More tributes to Terry Friend following his funeral
DEVON RFU chairman Geoff Simpson has paid a personal tribute to committee colleague Terry Friend following his death at the age of 76.
Friend, whose funeral took place on Friday at the Devon & Exeter Crematorium, was a rugby player, referee and administrator for more nearly 60 years.
He was also a county standard cricketer who played for Paignton and Devon and had trials for Worcestershire as a teenager.
And away from the sport ground Friend was a competition-winning ballroom dancer and later coach.
Rugby friends came from as far away as Bristol to attend Friend’s non-denominational funeral service St Peter’s Chapel on Friday (June 17) afternoon. Apologies for being unable to attend were lodged from numerous rugby referees’ societies including Somerset, Hampshire Berkshire and Bedfordshire.
Friend served on Devon RFU committees from 2005 until his death. He was an officer of the Devon Rugby Referee’s Society from 1997 until 2016 and held posts in the Divisional refereeing community until 2021.
“The recent sad news that Terry Friend has passed away brings to an end a remarkable lifetime’s service to sport in Devon and beyond,” said Simpson.
“Terry was well known in his playing days, especially in rugby and cricket. In rugby his involvement continued with the whistle and he rose to the highest levels of English club rugby as a match official. When this phase of his rugby journey came to an end, Terry became a leading administrator in the South West referee community in general and the Devon Rugby Referees’ Society in particular.
“Within the Devon Rugby Football Union Terry used his considerable organisational skills to co-ordinate competitions for junior age players.
“Terry was his own man and knew how he wanted things done. The outcome was that everyone else knew what was required and as a result competitions were run with meticulous efficiency to the benefit of countless youngsters.
“The sit-down meals after the end-of-season, age-grade finals were no exception and were memorable for all in attendance.

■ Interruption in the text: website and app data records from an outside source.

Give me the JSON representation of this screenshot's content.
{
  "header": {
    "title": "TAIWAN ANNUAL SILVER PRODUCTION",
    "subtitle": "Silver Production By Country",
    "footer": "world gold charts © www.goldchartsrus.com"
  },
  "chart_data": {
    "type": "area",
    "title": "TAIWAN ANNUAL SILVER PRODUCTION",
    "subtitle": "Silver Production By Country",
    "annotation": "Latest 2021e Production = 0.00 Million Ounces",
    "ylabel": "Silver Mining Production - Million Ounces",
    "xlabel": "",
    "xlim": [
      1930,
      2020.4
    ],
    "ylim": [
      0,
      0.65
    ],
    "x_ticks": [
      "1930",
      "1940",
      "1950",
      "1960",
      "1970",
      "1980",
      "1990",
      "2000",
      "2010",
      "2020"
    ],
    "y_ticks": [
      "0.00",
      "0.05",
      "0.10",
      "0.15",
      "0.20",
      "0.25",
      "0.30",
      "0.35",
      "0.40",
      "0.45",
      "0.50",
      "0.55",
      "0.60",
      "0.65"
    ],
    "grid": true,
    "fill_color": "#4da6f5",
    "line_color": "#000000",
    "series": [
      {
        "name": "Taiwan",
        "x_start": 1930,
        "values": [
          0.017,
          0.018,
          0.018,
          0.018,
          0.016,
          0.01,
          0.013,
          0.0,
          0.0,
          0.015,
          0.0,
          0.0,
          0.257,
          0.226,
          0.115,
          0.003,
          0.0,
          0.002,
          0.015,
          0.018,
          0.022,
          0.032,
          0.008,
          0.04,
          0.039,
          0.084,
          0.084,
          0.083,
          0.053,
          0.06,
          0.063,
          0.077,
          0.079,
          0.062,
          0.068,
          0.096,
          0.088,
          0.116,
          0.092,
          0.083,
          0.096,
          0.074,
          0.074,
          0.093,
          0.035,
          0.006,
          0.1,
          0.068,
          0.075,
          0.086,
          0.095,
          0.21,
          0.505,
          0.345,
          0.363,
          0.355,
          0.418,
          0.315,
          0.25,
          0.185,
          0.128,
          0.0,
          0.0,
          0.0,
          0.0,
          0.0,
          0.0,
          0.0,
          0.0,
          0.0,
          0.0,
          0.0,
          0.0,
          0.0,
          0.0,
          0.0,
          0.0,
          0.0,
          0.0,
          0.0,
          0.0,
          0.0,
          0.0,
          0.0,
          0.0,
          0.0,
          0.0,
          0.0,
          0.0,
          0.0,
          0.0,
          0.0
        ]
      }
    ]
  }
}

The link to adult rugby and the traditions of the game were reinforced by Terry asking both captains to make a brief speech in the time-honoured manner.”
“More recently, despite declining health, Terry assumed the chairmanship of the Devon RFU competitions sub-committee at a time when the RFU’s Future Competitions Strategy was being formulated.
“Terry’s vast experience and intuitive feel for what would work will be hugely missed by the rugby community, to whom he was totally committed. Our condolences go to his family at this challenging time.”
Adam Friend, Terry’s son, followed his father into refereeing and quickly discovered how well-known his father was in the wider rugby community.
While delivering the eulogy to his father at the service, Adam said “As a rookie referee I went to lots of clubs all over the country and when I got there and people realised I was from Devon, and recognised the name, they would come to me and say ‘do you know Terry Friend?’
I would always say ‘yeah, I know him,’ waiting in anticipation for what they were going to say
“Now, as a rugby referee it is fair to say not all rugby clubs and people are going to like you. Dad was a rugby legend, but he was also very, very stubborn. I would listen to them offloading what they wanted to tell me and say to them ‘yep, I know this as he is my dad’ and I would watch their faces drop.
“I would always call dad on the way home and just laugh, often while guessing what the outcome was: positive or negative?”
Friends, team-mates and opponents from the worlds of cricket and rugby were represented at the half-hour service, which was conducted by Rachel Tucker, an independent funeral celebrant.
Devon RFU were represented by secretary Treve Mitchell as well as former president Max Turner. Bob Staddon, the president of Exeter Chiefs and a former Devon cricket team-mate of Friend’s was also at the service.
Devon Rugby Referees’ Society chairman Dean Davies attended, together with Dennis Swadling and Tom Healy, who were refereeing contemporaries of Friends. Trevor Hunter and John Scott were there on behalf of the Plymouth RRS, of which Friend had also been a member.
Among other representatives was a contingent from Brixham RFC, where Friend played before taking up refereeing.
Friend’s coffin, decorated with floral tributes in the shapes of a cricket bat and a rugby ball, was carried into the service by six family members.
In a clear nod to Friend’s enthusiasm for ballroom dancing, the coffin was carried into the service to a recording of Chris Barber’s Jazz Band playing ‘Petite Fleur’
“It was his favourite foxtrot,” Terry’s long-time companion Rosie Gaynor was overheard to say.
Dancing figured heavily during the service. The hymn was ‘Lord of the Dance’ and mourners left the service to the strains of The Drifters Classic ‘Save the Last Dance for Me’.
Terry Friend died at his home in Uffculme in East Devon on May 29. His three children – son Adam and daughters Danielle and Suzy – survive him together with long-time partner Josie.